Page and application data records
——
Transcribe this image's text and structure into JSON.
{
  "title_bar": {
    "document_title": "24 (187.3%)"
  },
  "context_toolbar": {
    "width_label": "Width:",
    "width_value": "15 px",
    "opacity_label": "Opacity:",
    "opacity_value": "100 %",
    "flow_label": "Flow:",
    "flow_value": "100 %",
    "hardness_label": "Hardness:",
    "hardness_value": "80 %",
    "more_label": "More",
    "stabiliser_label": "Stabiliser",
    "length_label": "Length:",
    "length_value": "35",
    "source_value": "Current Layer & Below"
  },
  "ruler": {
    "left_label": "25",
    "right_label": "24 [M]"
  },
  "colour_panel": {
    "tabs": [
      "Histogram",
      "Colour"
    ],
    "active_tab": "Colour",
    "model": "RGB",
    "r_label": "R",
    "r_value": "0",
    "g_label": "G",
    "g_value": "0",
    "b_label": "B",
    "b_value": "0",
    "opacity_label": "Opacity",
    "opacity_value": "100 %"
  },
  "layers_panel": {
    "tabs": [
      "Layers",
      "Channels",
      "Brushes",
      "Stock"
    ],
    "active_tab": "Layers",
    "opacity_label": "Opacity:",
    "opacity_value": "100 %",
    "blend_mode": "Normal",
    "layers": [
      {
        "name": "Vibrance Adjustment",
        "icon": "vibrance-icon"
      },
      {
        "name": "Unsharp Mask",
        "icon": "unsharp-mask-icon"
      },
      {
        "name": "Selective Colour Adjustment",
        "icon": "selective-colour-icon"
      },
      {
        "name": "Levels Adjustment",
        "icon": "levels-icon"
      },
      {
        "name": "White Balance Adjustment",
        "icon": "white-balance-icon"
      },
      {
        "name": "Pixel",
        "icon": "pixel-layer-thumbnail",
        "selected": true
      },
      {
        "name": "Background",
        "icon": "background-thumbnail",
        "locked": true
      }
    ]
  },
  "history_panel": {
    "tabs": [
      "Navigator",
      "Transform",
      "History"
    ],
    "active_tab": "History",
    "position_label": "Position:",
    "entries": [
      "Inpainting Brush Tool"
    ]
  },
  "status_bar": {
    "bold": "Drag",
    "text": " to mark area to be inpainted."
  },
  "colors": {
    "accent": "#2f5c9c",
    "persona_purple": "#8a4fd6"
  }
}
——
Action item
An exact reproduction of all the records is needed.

Exercise result
Transcribe this image's text and structure into JSON.
{
  "title_bar": {
    "document_title": "24 (187.3%)"
  },
  "context_toolbar": {
    "width_label": "Width:",
    "width_value": "15 px",
    "opacity_label": "Opacity:",
    "opacity_value": "100 %",
    "flow_label": "Flow:",
    "flow_value": "100 %",
    "hardness_label": "Hardness:",
    "hardness_value": "80 %",
    "more_label": "More",
    "stabiliser_label": "Stabiliser",
    "length_label": "Length:",
    "length_value": "35",
    "source_value": "Current Layer & Below"
  },
  "ruler": {
    "left_label": "25",
    "right_label": "24 [M]"
  },
  "colour_panel": {
    "tabs": [
      "Histogram",
      "Colour"
    ],
    "active_tab": "Colour",
    "model": "RGB",
    "r_label": "R",
    "r_value": "0",
    "g_label": "G",
    "g_value": "0",
    "b_label": "B",
    "b_value": "0",
    "opacity_label": "Opacity",
    "opacity_value": "100 %"
  },
  "layers_panel": {
    "tabs": [
      "Layers",
      "Channels",
      "Brushes",
      "Stock"
    ],
    "active_tab": "Layers",
    "opacity_label": "Opacity:",
    "opacity_value": "100 %",
    "blend_mode": "Normal",
    "layers": [
      {
        "name": "Vibrance Adjustment",
        "icon": "vibrance-icon"
      },
      {
        "name": "Unsharp Mask",
        "icon": "unsharp-mask-icon"
      },
      {
        "name": "Selective Colour Adjustment",
        "icon": "selective-colour-icon"
      },
      {
        "name": "Levels Adjustment",
        "icon": "levels-icon"
      },
      {
        "name": "White Balance Adjustment",
        "icon": "white-balance-icon"
      },
      {
        "name": "Pixel",
        "icon": "pixel-layer-thumbnail",
        "selected": true
      },
      {
        "name": "Background",
        "icon": "background-thumbnail",
        "locked": true
      }
    ]
  },
  "history_panel": {
    "tabs": [
      "Navigator",
      "Transform",
      "History"
    ],
    "active_tab": "History",
    "position_label": "Position:",
    "entries": [
      "Inpainting Brush Tool"
    ]
  },
  "status_bar": {
    "bold": "Drag",
    "text": " to mark area to be inpainted."
  },
  "colors": {
    "accent": "#2f5c9c",
    "persona_purple": "#8a4fd6"
  }
}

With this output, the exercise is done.